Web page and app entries
┌──
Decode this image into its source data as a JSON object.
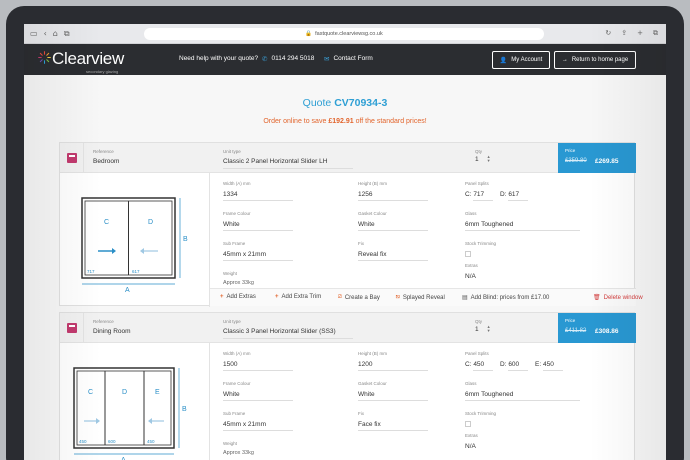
{
  "browser": {
    "url": "fastquote.clearviewsg.co.uk"
  },
  "header": {
    "logo_text": "Clearview",
    "logo_subtitle": "secondary glazing",
    "help_text": "Need help with your quote?",
    "phone": "0114 294 5018",
    "contact_label": "Contact Form",
    "account_label": "My Account",
    "home_label": "Return to home page",
    "colors": {
      "accent_blue": "#2998d2",
      "accent_orange": "#e2652d",
      "header_bg": "#2b2d31"
    }
  },
  "quote": {
    "title_prefix": "Quote",
    "number": "CV70934-3",
    "save_prefix": "Order online to save",
    "save_amount": "£192.91",
    "save_suffix": "off the standard prices!"
  },
  "labels": {
    "reference": "Reference",
    "unit_type": "Unit type",
    "qty": "Qty",
    "price": "Price",
    "width": "Width (A) mm",
    "height": "Height (B) mm",
    "panel_splits": "Panel Splits",
    "frame_colour": "Frame Colour",
    "gasket_colour": "Gasket Colour",
    "glass": "Glass",
    "sub_frame": "Sub Frame",
    "fix": "Fix",
    "stock_trimming": "Stock Trimming",
    "weight": "Weight",
    "extras": "Extras"
  },
  "windows": [
    {
      "reference": "Bedroom",
      "unit_type": "Classic 2 Panel Horizontal Slider LH",
      "qty": "1",
      "old_price": "£359.80",
      "new_price": "£269.85",
      "width": "1334",
      "height": "1256",
      "splits": [
        {
          "label": "C:",
          "value": "717"
        },
        {
          "label": "D:",
          "value": "617"
        }
      ],
      "frame_colour": "White",
      "gasket_colour": "White",
      "glass": "6mm Toughened",
      "sub_frame": "45mm x 21mm",
      "fix": "Reveal fix",
      "weight": "Approx 33kg",
      "extras": "N/A",
      "diagram": {
        "panels": [
          "C",
          "D"
        ],
        "split_labels": [
          "717",
          "617"
        ],
        "width_letter": "A",
        "height_letter": "B"
      }
    },
    {
      "reference": "Dining Room",
      "unit_type": "Classic 3 Panel Horizontal Slider (SS3)",
      "qty": "1",
      "old_price": "£411.82",
      "new_price": "£308.86",
      "width": "1500",
      "height": "1200",
      "splits": [
        {
          "label": "C:",
          "value": "450"
        },
        {
          "label": "D:",
          "value": "600"
        },
        {
          "label": "E:",
          "value": "450"
        }
      ],
      "frame_colour": "White",
      "gasket_colour": "White",
      "glass": "6mm Toughened",
      "sub_frame": "45mm x 21mm",
      "fix": "Face fix",
      "weight": "Approx 33kg",
      "extras": "N/A",
      "diagram": {
        "panels": [
          "C",
          "D",
          "E"
        ],
        "split_labels": [
          "450",
          "600",
          "450"
        ],
        "width_letter": "A",
        "height_letter": "B"
      }
    }
  ],
  "toolbar": {
    "add_extras": "Add Extras",
    "add_extra_trim": "Add Extra Trim",
    "create_bay": "Create a Bay",
    "splayed_reveal": "Splayed Reveal",
    "add_blind": "Add Blind: prices from £17.00",
    "delete_window": "Delete window"
  }
}
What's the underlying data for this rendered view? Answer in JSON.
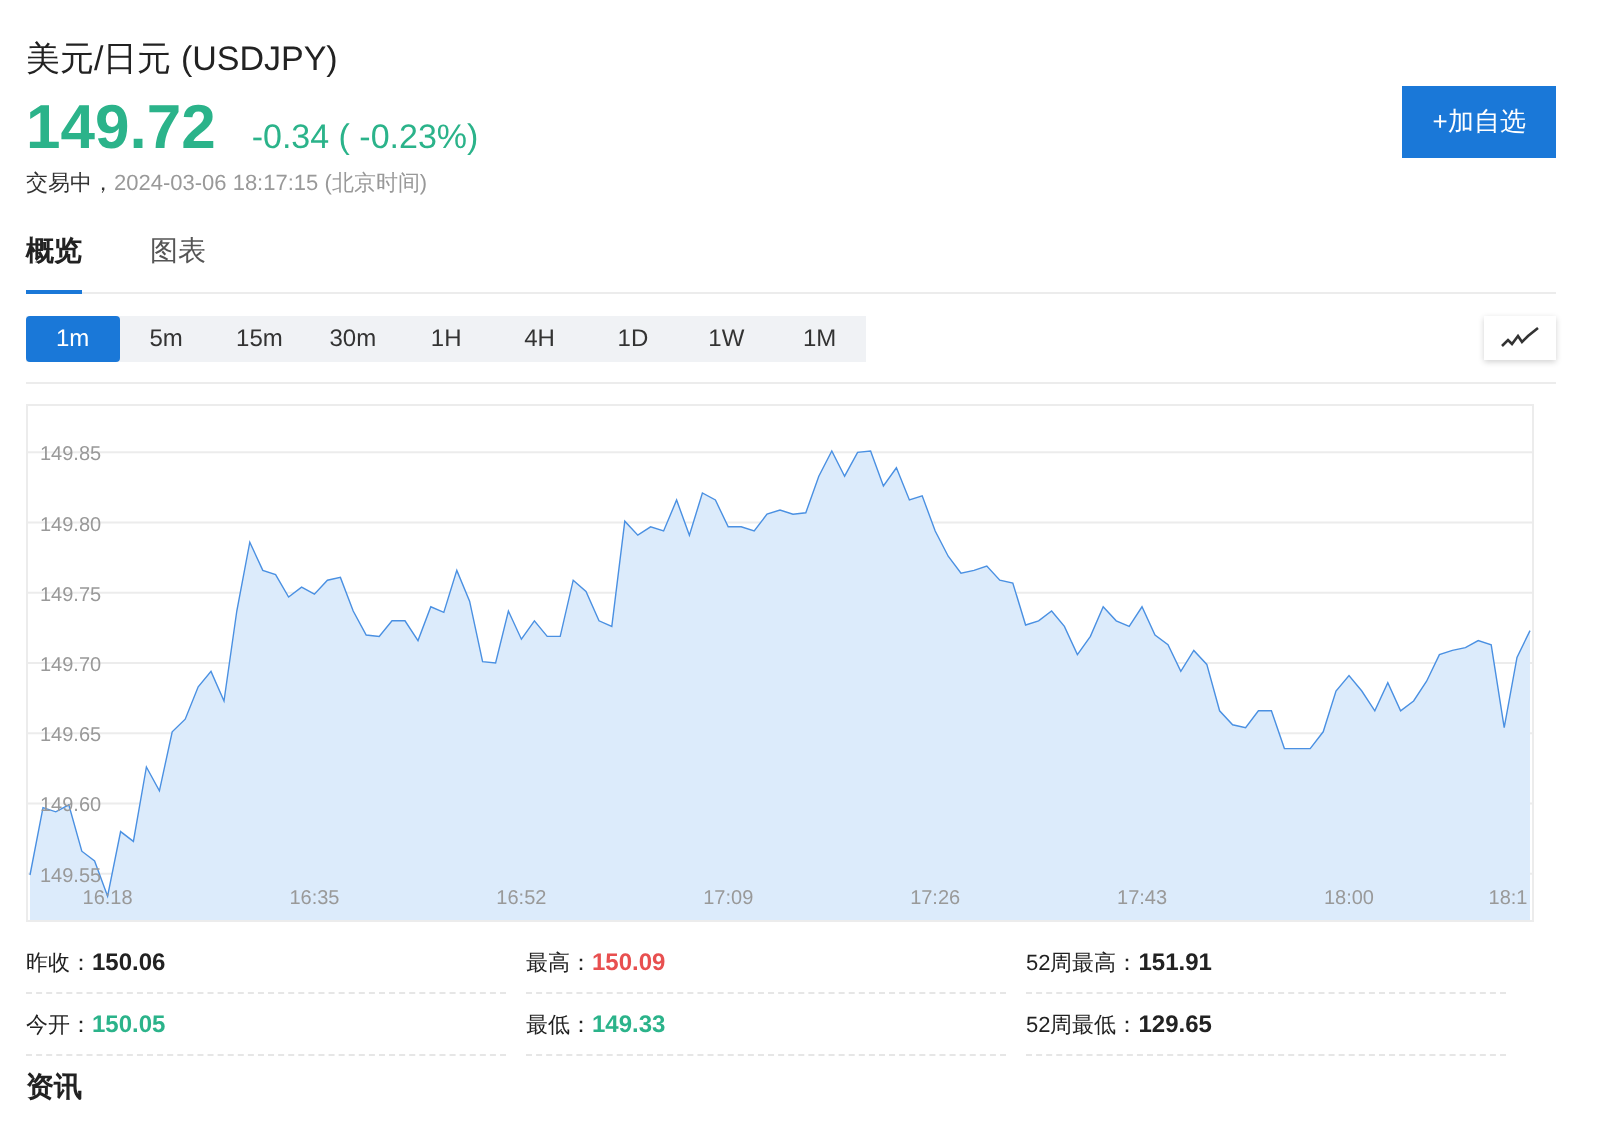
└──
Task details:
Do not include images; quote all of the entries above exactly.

Task output:
Decode this image into its source data as a JSON object.
{
  "browser": {
    "url": "fastquote.clearviewsg.co.uk"
  },
  "header": {
    "logo_text": "Clearview",
    "logo_subtitle": "secondary glazing",
    "help_text": "Need help with your quote?",
    "phone": "0114 294 5018",
    "contact_label": "Contact Form",
    "account_label": "My Account",
    "home_label": "Return to home page",
    "colors": {
      "accent_blue": "#2998d2",
      "accent_orange": "#e2652d",
      "header_bg": "#2b2d31"
    }
  },
  "quote": {
    "title_prefix": "Quote",
    "number": "CV70934-3",
    "save_prefix": "Order online to save",
    "save_amount": "£192.91",
    "save_suffix": "off the standard prices!"
  },
  "labels": {
    "reference": "Reference",
    "unit_type": "Unit type",
    "qty": "Qty",
    "price": "Price",
    "width": "Width (A) mm",
    "height": "Height (B) mm",
    "panel_splits": "Panel Splits",
    "frame_colour": "Frame Colour",
    "gasket_colour": "Gasket Colour",
    "glass": "Glass",
    "sub_frame": "Sub Frame",
    "fix": "Fix",
    "stock_trimming": "Stock Trimming",
    "weight": "Weight",
    "extras": "Extras"
  },
  "windows": [
    {
      "reference": "Bedroom",
      "unit_type": "Classic 2 Panel Horizontal Slider LH",
      "qty": "1",
      "old_price": "£359.80",
      "new_price": "£269.85",
      "width": "1334",
      "height": "1256",
      "splits": [
        {
          "label": "C:",
          "value": "717"
        },
        {
          "label": "D:",
          "value": "617"
        }
      ],
      "frame_colour": "White",
      "gasket_colour": "White",
      "glass": "6mm Toughened",
      "sub_frame": "45mm x 21mm",
      "fix": "Reveal fix",
      "weight": "Approx 33kg",
      "extras": "N/A",
      "diagram": {
        "panels": [
          "C",
          "D"
        ],
        "split_labels": [
          "717",
          "617"
        ],
        "width_letter": "A",
        "height_letter": "B"
      }
    },
    {
      "reference": "Dining Room",
      "unit_type": "Classic 3 Panel Horizontal Slider (SS3)",
      "qty": "1",
      "old_price": "£411.82",
      "new_price": "£308.86",
      "width": "1500",
      "height": "1200",
      "splits": [
        {
          "label": "C:",
          "value": "450"
        },
        {
          "label": "D:",
          "value": "600"
        },
        {
          "label": "E:",
          "value": "450"
        }
      ],
      "frame_colour": "White",
      "gasket_colour": "White",
      "glass": "6mm Toughened",
      "sub_frame": "45mm x 21mm",
      "fix": "Face fix",
      "weight": "Approx 33kg",
      "extras": "N/A",
      "diagram": {
        "panels": [
          "C",
          "D",
          "E"
        ],
        "split_labels": [
          "450",
          "600",
          "450"
        ],
        "width_letter": "A",
        "height_letter": "B"
      }
    }
  ],
  "toolbar": {
    "add_extras": "Add Extras",
    "add_extra_trim": "Add Extra Trim",
    "create_bay": "Create a Bay",
    "splayed_reveal": "Splayed Reveal",
    "add_blind": "Add Blind: prices from £17.00",
    "delete_window": "Delete window"
  }
}
What's the underlying data for this rendered view? Answer in JSON.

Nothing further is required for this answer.